A few weeks ago during a normal doctors appointment the nurse practitioner found what she classified as “lump” under my right arm. As I left the doctor’s office the panic of my family history started setting in. I called my husband on the drive home in tears because of the word “lump” and the innuendo it created for me due to my family history. The dirty truth is for me my mother and my grandmother both had breast cancer. So for me it isn’t a matter of if it’s a matter of when it will choose to show up. Being on the south side of 40, it seems as I get older I feel there is a bit of the Darth Vader music going on in the background of this particular scenario as both my family members were close to 40 when it started for them.
While I was at the appointment I was offered gene testing. At first I mentally said yes, absolutely 100% I want to know, (I really like absolute answers with health and safety)….and then I started wondering: did I really want to know? Hmm…there were alot of paths here if the answer was yes…. and there were even some if the answer was no because it only looked at two particular gene patterns. I talked a lot with my husband and my step mom about what all this meant and where it was leading.The medical staff kept saying that Angelina Jolie was so lucky with her choice. In the cloud of my confusion all I could really could think was a.) this is a $4500 test b.) do I really want to know c.) I’m not a movie star, I’m me: a mom, a wife, a sister, a daughter – just me, nobody fancy – but alas we are both women and mom’s regardless of financial class, social status or jobs d.) what if the answer was yes, then I have to make a decision about what path to take.
With a visit to the Carol Milgard Breast Center I was given my annual 3D mammogram, as well as an ultrasound. There was nothing there, which was a relief – everyone agrees it could of been a various amount of factors which caused an inflammation. Stress does odd things to the body. The medical doctor offered me to speak with my doctor also about getting an MRI done to get greater detail. Given yet another tool in the fight against an invasive cancer I moved forward with more determination than I had before. This appointment helped me decide, even when your afraid of the answer – it is better to be proactive than reactive in a situation which can go from bad to worse at the snap of a finger.

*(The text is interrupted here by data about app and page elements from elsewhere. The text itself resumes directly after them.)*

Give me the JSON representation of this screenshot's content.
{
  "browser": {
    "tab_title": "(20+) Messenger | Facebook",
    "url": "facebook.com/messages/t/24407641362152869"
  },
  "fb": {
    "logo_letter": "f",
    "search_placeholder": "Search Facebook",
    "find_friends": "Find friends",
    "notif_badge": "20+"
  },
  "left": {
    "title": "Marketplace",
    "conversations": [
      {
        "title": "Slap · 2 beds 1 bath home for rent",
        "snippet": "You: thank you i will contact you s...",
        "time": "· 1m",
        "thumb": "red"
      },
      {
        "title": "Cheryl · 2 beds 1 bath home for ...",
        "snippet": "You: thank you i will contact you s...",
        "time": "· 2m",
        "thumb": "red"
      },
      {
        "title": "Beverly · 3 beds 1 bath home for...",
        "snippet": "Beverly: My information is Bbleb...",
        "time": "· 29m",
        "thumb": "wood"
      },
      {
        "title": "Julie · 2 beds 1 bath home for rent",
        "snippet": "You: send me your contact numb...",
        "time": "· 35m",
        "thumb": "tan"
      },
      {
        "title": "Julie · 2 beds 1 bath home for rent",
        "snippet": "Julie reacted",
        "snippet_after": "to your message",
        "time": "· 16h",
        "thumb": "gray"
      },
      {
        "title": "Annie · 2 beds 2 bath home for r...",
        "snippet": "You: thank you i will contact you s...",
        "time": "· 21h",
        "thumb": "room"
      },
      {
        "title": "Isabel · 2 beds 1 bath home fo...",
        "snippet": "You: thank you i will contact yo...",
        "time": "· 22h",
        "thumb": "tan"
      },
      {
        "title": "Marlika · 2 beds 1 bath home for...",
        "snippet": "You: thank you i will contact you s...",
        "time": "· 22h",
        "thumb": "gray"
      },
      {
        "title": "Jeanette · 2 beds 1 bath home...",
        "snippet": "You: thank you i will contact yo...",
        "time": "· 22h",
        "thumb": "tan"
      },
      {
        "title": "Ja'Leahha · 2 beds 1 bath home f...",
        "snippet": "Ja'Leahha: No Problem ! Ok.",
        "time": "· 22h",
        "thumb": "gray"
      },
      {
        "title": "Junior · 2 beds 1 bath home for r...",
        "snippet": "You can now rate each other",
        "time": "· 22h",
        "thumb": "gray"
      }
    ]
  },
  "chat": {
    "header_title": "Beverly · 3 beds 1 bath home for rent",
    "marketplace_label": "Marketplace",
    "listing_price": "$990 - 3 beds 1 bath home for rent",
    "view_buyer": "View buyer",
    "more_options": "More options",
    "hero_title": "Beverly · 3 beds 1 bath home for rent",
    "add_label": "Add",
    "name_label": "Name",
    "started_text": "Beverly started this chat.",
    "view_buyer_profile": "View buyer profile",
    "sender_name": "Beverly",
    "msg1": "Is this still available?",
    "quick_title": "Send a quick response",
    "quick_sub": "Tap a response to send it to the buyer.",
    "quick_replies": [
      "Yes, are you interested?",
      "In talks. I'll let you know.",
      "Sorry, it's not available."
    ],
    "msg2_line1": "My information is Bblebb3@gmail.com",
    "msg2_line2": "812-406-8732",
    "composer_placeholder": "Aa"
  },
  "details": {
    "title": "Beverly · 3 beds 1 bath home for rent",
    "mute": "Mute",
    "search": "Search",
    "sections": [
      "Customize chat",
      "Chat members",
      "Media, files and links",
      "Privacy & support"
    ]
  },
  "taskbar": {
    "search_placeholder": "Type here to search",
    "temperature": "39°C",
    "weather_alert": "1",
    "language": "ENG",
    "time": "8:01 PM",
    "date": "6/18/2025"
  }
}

Bottom line is this, my breasts and ovaries are body parts, they don’t define me as a woman. My husband 100% supports a woman’s right to choose what happens to her body. (For that I am eternally grateful that I am married to a man who is as compassionate about woman’s issues and rights as I am). My family health history is what it is and can’t be changed. I’ve been lucky enough to give birth to beautiful twin girls who have blessed my life with clarity, compassion and unconditional love. My ovaries have served their purpose and my breasts can be replaced, so in the end I say take them if it means I get longer on the earth to watch my family and friends live, laugh and love. There’s too much left to do in life to not know the answer to if those genes exists in my body.

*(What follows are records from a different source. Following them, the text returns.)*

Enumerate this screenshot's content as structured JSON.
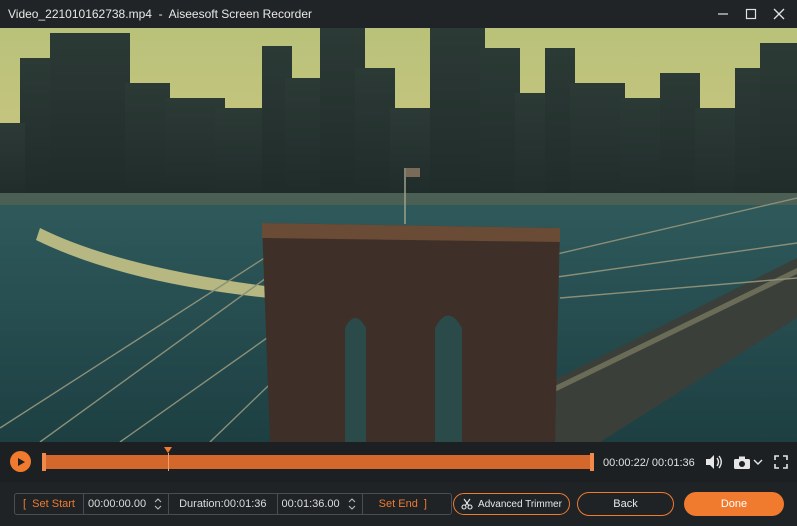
{
  "window": {
    "title": "Video_221010162738.mp4  -  Aiseesoft Screen Recorder"
  },
  "player": {
    "time_display": "00:00:22/ 00:01:36",
    "playhead_fraction": 0.229
  },
  "trim": {
    "set_start_label": "Set Start",
    "start_time": "00:00:00.00",
    "duration": "Duration:00:01:36",
    "end_time": "00:01:36.00",
    "set_end_label": "Set End"
  },
  "buttons": {
    "advanced_trimmer": "Advanced Trimmer",
    "back": "Back",
    "done": "Done"
  },
  "colors": {
    "accent": "#f07a2e",
    "timeline": "#d4682c"
  }
}
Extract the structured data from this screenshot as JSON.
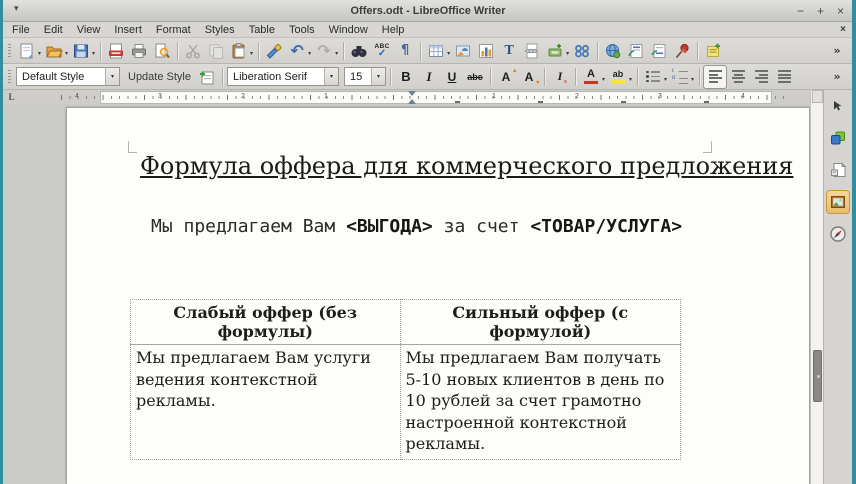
{
  "window": {
    "title": "Offers.odt - LibreOffice Writer",
    "menu_icon": "▾",
    "minimize": "−",
    "maximize": "+",
    "close": "×"
  },
  "menubar": {
    "items": [
      "File",
      "Edit",
      "View",
      "Insert",
      "Format",
      "Styles",
      "Table",
      "Tools",
      "Window",
      "Help"
    ],
    "close_document": "×"
  },
  "ui": {
    "dropdown_arrow": "▾",
    "up_arrow": "▴",
    "down_arrow": "▾",
    "tab_selector": "L"
  },
  "standard_toolbar": {
    "icons": [
      "new-document",
      "open",
      "save",
      "export-pdf",
      "print",
      "print-preview",
      "cut",
      "copy",
      "paste",
      "clone-formatting",
      "undo",
      "redo",
      "find-and-replace",
      "spelling",
      "formatting-marks",
      "insert-table",
      "insert-image",
      "insert-chart",
      "insert-text-box",
      "insert-page-break",
      "insert-field",
      "insert-special-character",
      "insert-hyperlink",
      "insert-footnote",
      "insert-endnote",
      "insert-bookmark",
      "insert-comment"
    ],
    "glyphs": {
      "undo": "↶",
      "redo": "↷",
      "pilcrow": "¶",
      "textbox": "T",
      "spelling_abc": "ABC",
      "spelling_check": "✓",
      "overflow": "»"
    }
  },
  "formatting_toolbar": {
    "paragraph_style": "Default Style",
    "update_style": "Update Style",
    "font_name": "Liberation Serif",
    "font_size": "15",
    "bold": "B",
    "italic": "I",
    "underline": "U",
    "strikethrough": "abc",
    "increase_size": "A",
    "decrease_size": "A",
    "clear_formatting": "I",
    "clear_x": "×",
    "font_color": "A",
    "highlight": "ab",
    "overflow": "»"
  },
  "ruler": {
    "labels": [
      "4",
      "3",
      "2",
      "1",
      "1",
      "2",
      "3",
      "4"
    ]
  },
  "sidebar": {
    "icons": [
      "sidebar-settings",
      "properties",
      "page",
      "gallery",
      "navigator"
    ],
    "active": "gallery"
  },
  "document": {
    "heading": "Формула оффера для коммерческого предложения",
    "offer": {
      "p1": "Мы предлагаем Вам ",
      "b1": "<ВЫГОДА>",
      "p2": " за счет ",
      "b2": "<ТОВАР/УСЛУГА>"
    },
    "table": {
      "headers": [
        "Слабый оффер (без формулы)",
        "Сильный оффер (с формулой)"
      ],
      "rows": [
        [
          "Мы предлагаем Вам услуги ведения контекстной рекламы.",
          "Мы предлагаем Вам получать 5-10 новых клиентов в день по 10 рублей за счет грамотно настроенной контекстной рекламы."
        ]
      ]
    }
  },
  "colors": {
    "accent_teal": "#2f8f9b",
    "highlight_yellow": "#f7e245",
    "font_color_red": "#c5351f"
  }
}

As I head out this morning to get the BRCA 1&2 results, I’m thinking of all the thousands of other women who’ve gone before me to get their results. I share in their nerves and determination to have a choice over what happens to my future health. However, my heart goes out to those women who can’t have this test and may be faced without the choice of predetermination. My hope is soon this proactive test will be available to all women regardless of insurance coverage or financial cost.